### TASK INSTRUCTIONS
Each line of the data that includes "label" must be copied.

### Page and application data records
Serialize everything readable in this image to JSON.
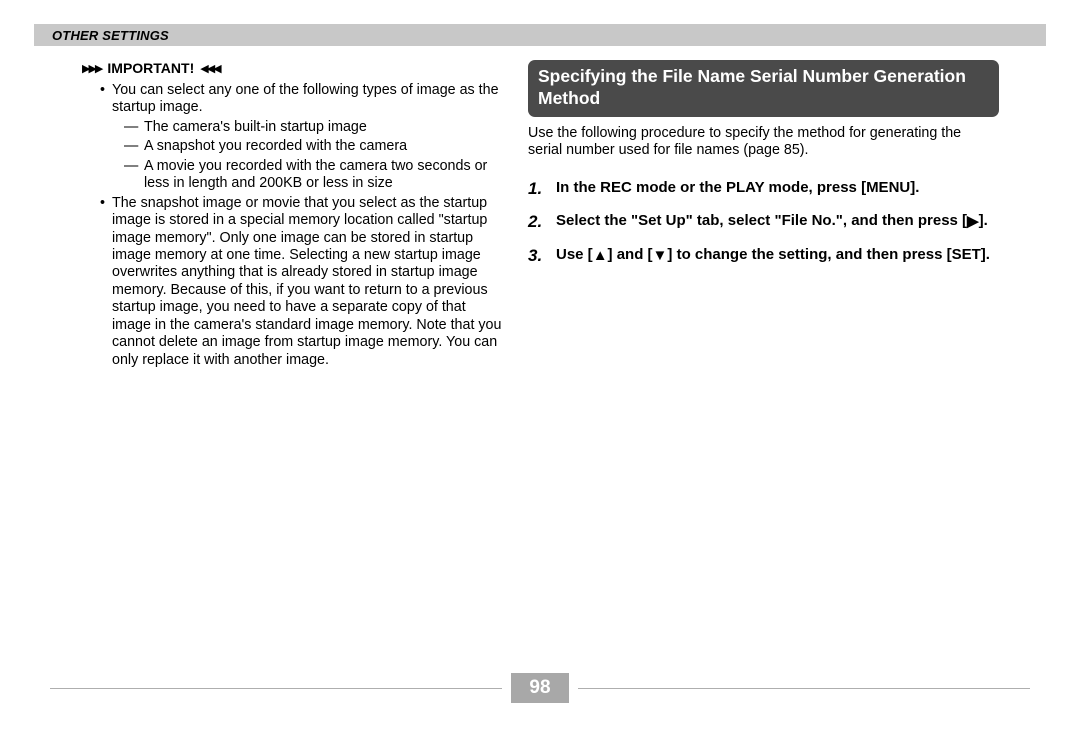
{
  "header": {
    "title": "OTHER SETTINGS"
  },
  "important": {
    "label": "IMPORTANT!",
    "bullets": [
      {
        "text": "You can select any one of the following types of image as the startup image.",
        "dashes": [
          "The camera's built-in startup image",
          "A snapshot you recorded with the camera",
          "A movie you recorded with the camera two seconds or less in length and 200KB or less in size"
        ]
      },
      {
        "text": "The snapshot image or movie that you select as the startup image is stored in a special memory location called \"startup image memory\". Only one image can be stored in startup image memory at one time. Selecting a new startup image overwrites anything that is already stored in startup image memory. Because of this, if you want to return to a previous startup image, you need to have a separate copy of that image in the camera's standard image memory. Note that you cannot delete an image from startup image memory. You can only replace it with another image."
      }
    ]
  },
  "section": {
    "title": "Specifying the File Name Serial Number Generation Method",
    "intro": "Use the following procedure to specify the method for generating the serial number used for file names (page 85).",
    "steps": {
      "s1": "In the REC mode or the PLAY mode, press [MENU].",
      "s2_a": "Select the \"Set Up\" tab, select \"File No.\", and then press [",
      "s2_b": "].",
      "s3_a": "Use [",
      "s3_b": "] and [",
      "s3_c": "] to change the setting, and then press [SET]."
    }
  },
  "pageNumber": "98"
}
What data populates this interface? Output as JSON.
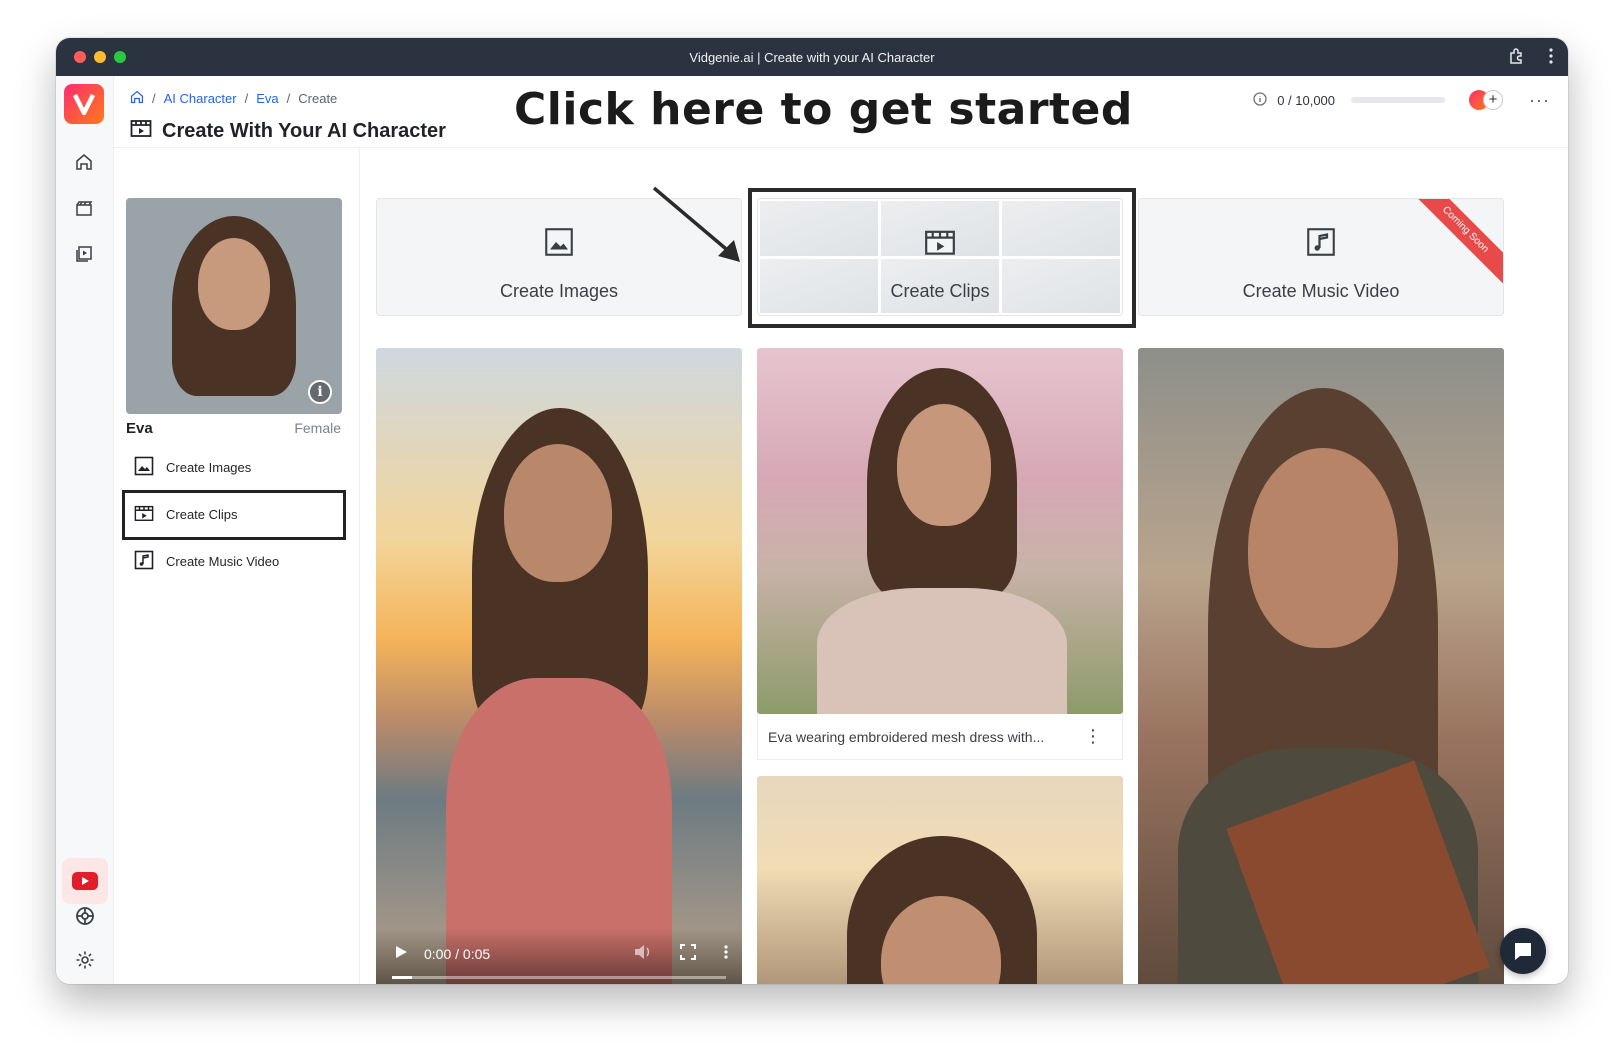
{
  "window": {
    "title": "Vidgenie.ai | Create with your AI Character"
  },
  "breadcrumb": {
    "sep": "/",
    "items": [
      "AI Character",
      "Eva",
      "Create"
    ]
  },
  "page": {
    "title": "Create With Your AI Character"
  },
  "annotation": {
    "text": "Click here to get started"
  },
  "credits": {
    "text": "0 / 10,000",
    "used_fraction": 0
  },
  "avatar_add": "+",
  "character": {
    "name": "Eva",
    "gender": "Female"
  },
  "side_menu": [
    "Create Images",
    "Create Clips",
    "Create Music Video"
  ],
  "cards": [
    {
      "label": "Create Images"
    },
    {
      "label": "Create Clips"
    },
    {
      "label": "Create Music Video",
      "badge": "Coming Soon"
    }
  ],
  "gallery": {
    "caption": "Eva wearing embroidered mesh dress with..."
  },
  "video": {
    "time": "0:00 / 0:05",
    "progress_fraction": 0.06
  },
  "colors": {
    "brand_start": "#ff2d6f",
    "brand_end": "#ff7a1a",
    "link": "#2563eb",
    "titlebar": "#2b3340"
  },
  "icons": [
    "home-icon",
    "clapperboard-icon",
    "video-library-icon",
    "youtube-icon",
    "support-icon",
    "settings-icon",
    "info-icon",
    "image-icon",
    "clips-icon",
    "music-note-icon",
    "chat-icon",
    "play-icon",
    "volume-icon",
    "fullscreen-icon"
  ]
}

### WRITTEN RESPONSE
    "label": "IMPORTANT!",
      "label": "Create Images"
      "label": "Create Clips"
      "label": "Create Music Video",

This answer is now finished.